But Weatherford acknowledges that there’s room for improvement at the federal level as well. “We can always do more. There’s not enough money, resources or time to do everything we want to do,” he says. Citing the extensive outreach that his department conducts with governors, security officials and other stakeholders, though, he insists his department is doing all it can to help states. “States are sovereign organizations, and most of them don’t like a lot of oversight by the federal government,” he says.

Weatherford says that federal agencies do, in fact, comply with uniform cybersecurity standards, but acknowledges that each agency issues its own security and privacy requirements. That’s necessary, he says, because agency needs vary widely depending on the sensitivity of their information. “We try to be as consistent as we possibly can in how we work with each of the states,” Weatherford says. Regarding funding, he notes that DHS provides grant money to the Multi-State Information Sharing and Analysis Center, a nonprofit, private-sector group that conducts cybertraining and outreach. Additional federal money that states can devote to cybersecurity is available through FEMA’s homeland security grants program. “If I had more money that I could provide, I would love to be able to do that,” he says. “We in the government are in a resource-constrained environment.”

As states assert their authority, they enter muddy regulatory waters complicated not just by federal mandates, but also international laws and treaties. “Virtually everything is murky in this area and there are very few clear answers,” says Michael Glennon, professor of international law at Tufts University’s Fletcher School and author of a detailed legal analysis of state cyberlaw. States run an ongoing risk of federal preemption. “It’s always within the authority of the Congress to enact preempting legislation,” and “hard to conceive of any area involving cyberoperations that would be seen by the courts to constitute a realm of exclusive state authority,” he says. For now, states have broad jurisdiction because there’s little the federal government has done that could be viewed as preemptive. Still, Glennon says, “That could always change.”

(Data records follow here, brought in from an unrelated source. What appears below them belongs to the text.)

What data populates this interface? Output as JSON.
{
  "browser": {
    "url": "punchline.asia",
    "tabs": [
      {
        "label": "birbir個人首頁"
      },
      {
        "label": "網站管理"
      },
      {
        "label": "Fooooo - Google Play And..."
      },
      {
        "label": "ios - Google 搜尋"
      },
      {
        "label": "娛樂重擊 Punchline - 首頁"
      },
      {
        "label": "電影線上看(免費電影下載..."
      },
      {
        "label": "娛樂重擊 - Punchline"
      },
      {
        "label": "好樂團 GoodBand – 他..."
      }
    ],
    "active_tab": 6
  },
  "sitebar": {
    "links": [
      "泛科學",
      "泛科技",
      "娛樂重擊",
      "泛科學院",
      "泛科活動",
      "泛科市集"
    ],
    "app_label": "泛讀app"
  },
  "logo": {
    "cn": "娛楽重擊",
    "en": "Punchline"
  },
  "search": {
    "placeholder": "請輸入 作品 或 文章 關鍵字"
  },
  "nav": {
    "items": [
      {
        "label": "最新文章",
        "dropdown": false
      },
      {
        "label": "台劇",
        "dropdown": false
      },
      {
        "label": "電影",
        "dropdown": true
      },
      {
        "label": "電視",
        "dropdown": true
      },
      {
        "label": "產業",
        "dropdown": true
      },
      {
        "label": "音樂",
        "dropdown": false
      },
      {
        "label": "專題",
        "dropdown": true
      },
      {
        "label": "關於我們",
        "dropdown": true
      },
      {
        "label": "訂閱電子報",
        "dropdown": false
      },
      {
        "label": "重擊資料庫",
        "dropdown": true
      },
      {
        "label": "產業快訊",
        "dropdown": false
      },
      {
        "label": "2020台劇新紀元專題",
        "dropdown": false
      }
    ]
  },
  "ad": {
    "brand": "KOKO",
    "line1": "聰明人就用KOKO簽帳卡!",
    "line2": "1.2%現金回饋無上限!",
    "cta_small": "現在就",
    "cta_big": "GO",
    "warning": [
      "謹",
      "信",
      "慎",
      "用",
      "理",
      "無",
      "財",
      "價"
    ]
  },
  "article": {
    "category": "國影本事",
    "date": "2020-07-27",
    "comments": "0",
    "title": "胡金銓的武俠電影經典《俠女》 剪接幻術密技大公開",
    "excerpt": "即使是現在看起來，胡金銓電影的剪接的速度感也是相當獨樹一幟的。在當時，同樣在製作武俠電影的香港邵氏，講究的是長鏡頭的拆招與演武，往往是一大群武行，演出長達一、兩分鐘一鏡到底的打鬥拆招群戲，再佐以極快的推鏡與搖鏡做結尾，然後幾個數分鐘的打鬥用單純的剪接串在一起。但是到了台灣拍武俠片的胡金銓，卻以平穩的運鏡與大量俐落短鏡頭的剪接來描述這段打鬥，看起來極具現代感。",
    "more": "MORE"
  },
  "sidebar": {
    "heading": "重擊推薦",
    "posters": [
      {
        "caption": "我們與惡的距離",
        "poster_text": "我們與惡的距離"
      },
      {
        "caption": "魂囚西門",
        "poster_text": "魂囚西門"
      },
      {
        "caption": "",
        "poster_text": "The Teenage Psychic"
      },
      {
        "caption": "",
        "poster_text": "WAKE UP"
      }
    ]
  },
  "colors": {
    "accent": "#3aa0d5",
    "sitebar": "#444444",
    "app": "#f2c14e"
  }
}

California’s sweeping data protection law, which took effect in 2004, requires companies to bar unauthorized access to the personal information of its residents. “California really took the lead when it comes to data protection and concerns about corporations negligently misplacing or failing to protect sensitive data that they have on file,” Glennon says. “Other states have looked to California as the model for data protection.”

The hodgepodge of state laws and the Internet’s global structure have given rise to legal quirks. A similar Massachusetts law that took effect in 2010 applies to residents wherever they travel, and to stores in other countries that retain the credit card data of Massachusetts residents -- even when purchases are made online. If a Paris hotel keeps computer files on dozens of vacationers from different states, it might be forced to comply with numerous U.S. data protection plans, Glennon says. “Unless all these plans get harmonized through preemptive federal legislation, some entities are going to confront a disincentive for dealing with Americans,” he warns.

With the collapse of federal cybersecurity legislation, lawmakers are sparring over the direction of a fresh legislative push and whether President Obama should issue an executive order to create a new program to protect critical infrastructure. In the meantime, state security officers are left to wonder each day if they’ve done enough to safeguard their networks against the sort of catastrophic breach -- like the 2003 blackout -- that’s guaranteed to stir Washington into action.